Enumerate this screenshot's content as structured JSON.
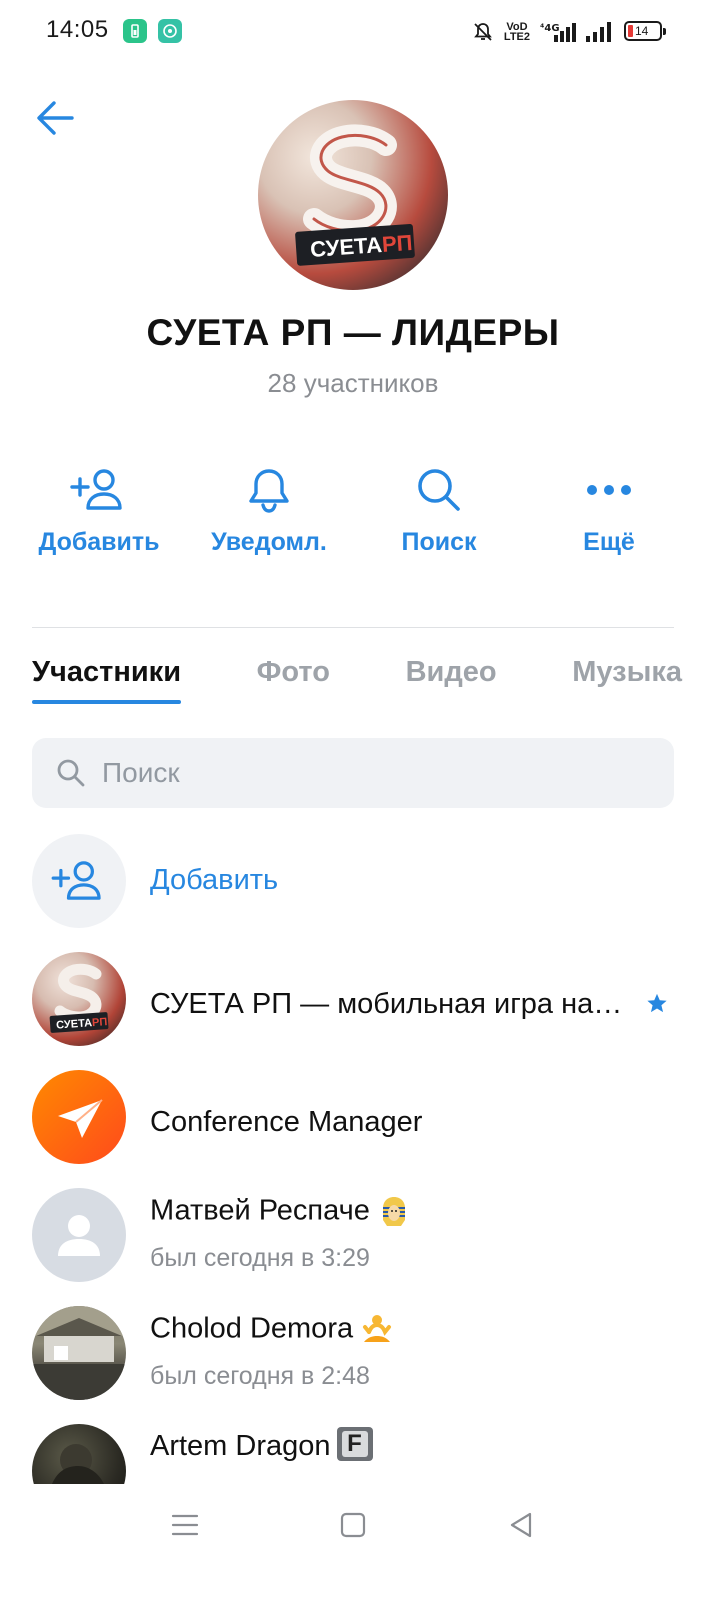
{
  "status_bar": {
    "time": "14:05",
    "net_top": "VoD",
    "net_bottom": "LTE2",
    "net_type": "4G",
    "battery": "14",
    "battery_color": "#e53935"
  },
  "header": {
    "title": "СУЕТА РП — ЛИДЕРЫ",
    "subtitle": "28 участников",
    "avatar_text": "СУЕТАРП"
  },
  "actions": [
    {
      "label": "Добавить",
      "icon": "add-user-icon"
    },
    {
      "label": "Уведомл.",
      "icon": "bell-icon"
    },
    {
      "label": "Поиск",
      "icon": "search-icon"
    },
    {
      "label": "Ещё",
      "icon": "more-icon"
    }
  ],
  "tabs": [
    {
      "label": "Участники",
      "active": true
    },
    {
      "label": "Фото",
      "active": false
    },
    {
      "label": "Видео",
      "active": false
    },
    {
      "label": "Музыка",
      "active": false
    }
  ],
  "search": {
    "placeholder": "Поиск"
  },
  "members": {
    "add_label": "Добавить",
    "items": [
      {
        "name": "СУЕТА РП — мобильная игра на…",
        "status": "",
        "badge": "star-icon",
        "avatar_text": "СУЕТАРП"
      },
      {
        "name": "Conference Manager",
        "status": "",
        "avatar": "paper-plane-icon"
      },
      {
        "name": "Матвей Респаче",
        "status": "был сегодня в 3:29",
        "emoji": "pharaoh"
      },
      {
        "name": "Cholod Demora",
        "status": "был сегодня в 2:48",
        "emoji": "person-in-lotus-position"
      },
      {
        "name": "Artem Dragon",
        "status": "",
        "emoji_letter": "F"
      }
    ]
  },
  "colors": {
    "accent": "#2787e0",
    "secondary_text": "#8a8d92",
    "search_bg": "#f0f2f5"
  }
}
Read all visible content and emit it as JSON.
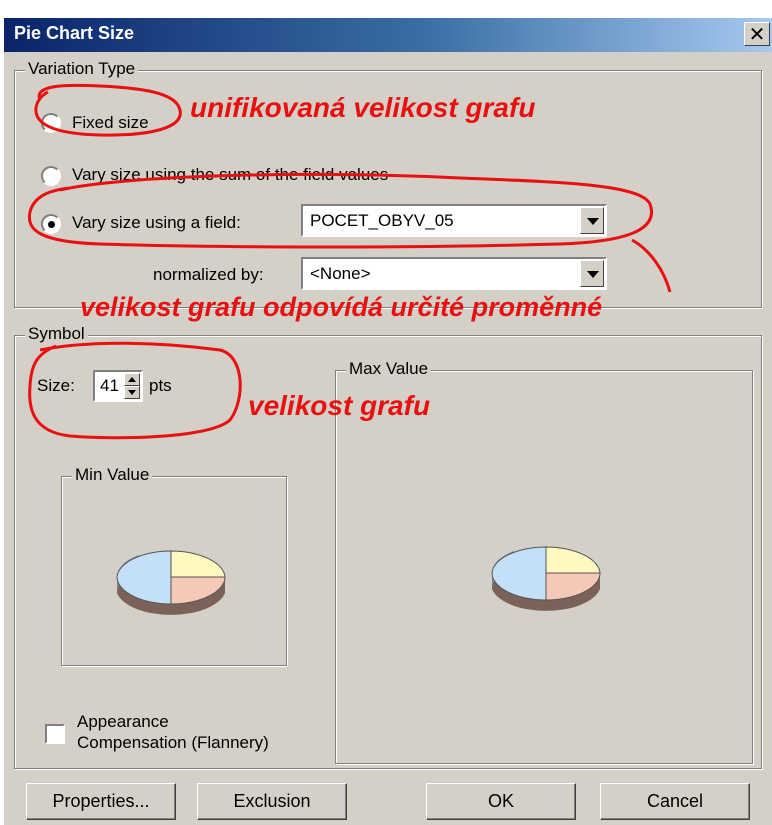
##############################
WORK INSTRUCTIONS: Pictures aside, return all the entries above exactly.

SOLVED EXERCISE:
Enumerate this screenshot's content as structured JSON.
{
  "status_bar": {
    "time": "14:05",
    "net_top": "VoD",
    "net_bottom": "LTE2",
    "net_type": "4G",
    "battery": "14",
    "battery_color": "#e53935"
  },
  "header": {
    "title": "СУЕТА РП — ЛИДЕРЫ",
    "subtitle": "28 участников",
    "avatar_text": "СУЕТАРП"
  },
  "actions": [
    {
      "label": "Добавить",
      "icon": "add-user-icon"
    },
    {
      "label": "Уведомл.",
      "icon": "bell-icon"
    },
    {
      "label": "Поиск",
      "icon": "search-icon"
    },
    {
      "label": "Ещё",
      "icon": "more-icon"
    }
  ],
  "tabs": [
    {
      "label": "Участники",
      "active": true
    },
    {
      "label": "Фото",
      "active": false
    },
    {
      "label": "Видео",
      "active": false
    },
    {
      "label": "Музыка",
      "active": false
    }
  ],
  "search": {
    "placeholder": "Поиск"
  },
  "members": {
    "add_label": "Добавить",
    "items": [
      {
        "name": "СУЕТА РП — мобильная игра на…",
        "status": "",
        "badge": "star-icon",
        "avatar_text": "СУЕТАРП"
      },
      {
        "name": "Conference Manager",
        "status": "",
        "avatar": "paper-plane-icon"
      },
      {
        "name": "Матвей Респаче",
        "status": "был сегодня в 3:29",
        "emoji": "pharaoh"
      },
      {
        "name": "Cholod Demora",
        "status": "был сегодня в 2:48",
        "emoji": "person-in-lotus-position"
      },
      {
        "name": "Artem Dragon",
        "status": "",
        "emoji_letter": "F"
      }
    ]
  },
  "colors": {
    "accent": "#2787e0",
    "secondary_text": "#8a8d92",
    "search_bg": "#f0f2f5"
  }
}
Read all visible content and emit it as JSON.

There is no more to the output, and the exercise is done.